- Available data
· · · · · · ·

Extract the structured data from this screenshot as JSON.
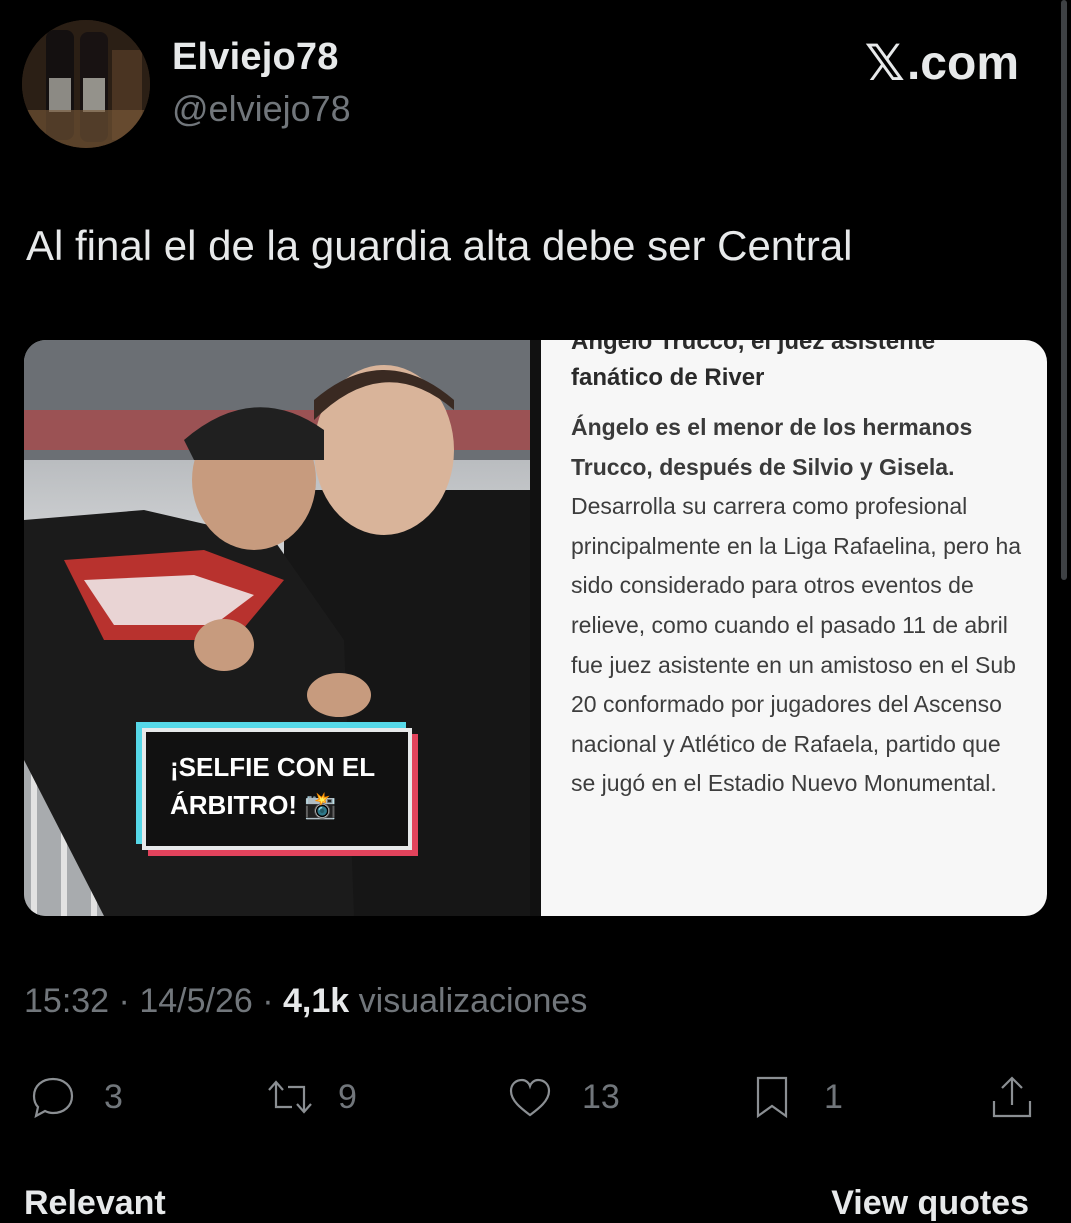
{
  "author": {
    "display_name": "Elviejo78",
    "handle": "@elviejo78"
  },
  "brand": {
    "label": ".com",
    "x_glyph": "𝕏"
  },
  "tweet": {
    "text": "Al final el de la guardia alta debe ser Central"
  },
  "media": {
    "photo_overlay_line1": "¡SELFIE CON EL",
    "photo_overlay_line2": "ÁRBITRO! 📸",
    "article": {
      "cut_title": "Ángelo Trucco, el juez asistente",
      "title": "fanático de River",
      "lead": "Ángelo es el menor de los hermanos Trucco, después de Silvio y Gisela.",
      "body": "Desarrolla su carrera como profesional principalmente en la Liga Rafaelina, pero ha sido considerado para otros eventos de relieve, como cuando el pasado 11 de abril fue juez asistente en un amistoso en el Sub 20 conformado por jugadores del Ascenso nacional y Atlético de Rafaela, partido que se jugó en el Estadio Nuevo Monumental."
    }
  },
  "meta": {
    "time": "15:32",
    "date": "14/5/26",
    "separator": "·",
    "views_count": "4,1k",
    "views_label": "visualizaciones"
  },
  "actions": {
    "replies": "3",
    "reposts": "9",
    "likes": "13",
    "bookmarks": "1"
  },
  "bottom_partial": {
    "left": "Relevant",
    "right": "View quotes"
  },
  "colors": {
    "background": "#000000",
    "primary_text": "#e7e9ea",
    "secondary_text": "#71767b",
    "overlay_cyan": "#56d8e8",
    "overlay_red": "#e2435c"
  }
}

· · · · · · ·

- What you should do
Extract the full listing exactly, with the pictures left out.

- Response area
Extract the structured data from this screenshot as JSON.
{
  "author": {
    "display_name": "Elviejo78",
    "handle": "@elviejo78"
  },
  "brand": {
    "label": ".com",
    "x_glyph": "𝕏"
  },
  "tweet": {
    "text": "Al final el de la guardia alta debe ser Central"
  },
  "media": {
    "photo_overlay_line1": "¡SELFIE CON EL",
    "photo_overlay_line2": "ÁRBITRO! 📸",
    "article": {
      "cut_title": "Ángelo Trucco, el juez asistente",
      "title": "fanático de River",
      "lead": "Ángelo es el menor de los hermanos Trucco, después de Silvio y Gisela.",
      "body": "Desarrolla su carrera como profesional principalmente en la Liga Rafaelina, pero ha sido considerado para otros eventos de relieve, como cuando el pasado 11 de abril fue juez asistente en un amistoso en el Sub 20 conformado por jugadores del Ascenso nacional y Atlético de Rafaela, partido que se jugó en el Estadio Nuevo Monumental."
    }
  },
  "meta": {
    "time": "15:32",
    "date": "14/5/26",
    "separator": "·",
    "views_count": "4,1k",
    "views_label": "visualizaciones"
  },
  "actions": {
    "replies": "3",
    "reposts": "9",
    "likes": "13",
    "bookmarks": "1"
  },
  "bottom_partial": {
    "left": "Relevant",
    "right": "View quotes"
  },
  "colors": {
    "background": "#000000",
    "primary_text": "#e7e9ea",
    "secondary_text": "#71767b",
    "overlay_cyan": "#56d8e8",
    "overlay_red": "#e2435c"
  }
}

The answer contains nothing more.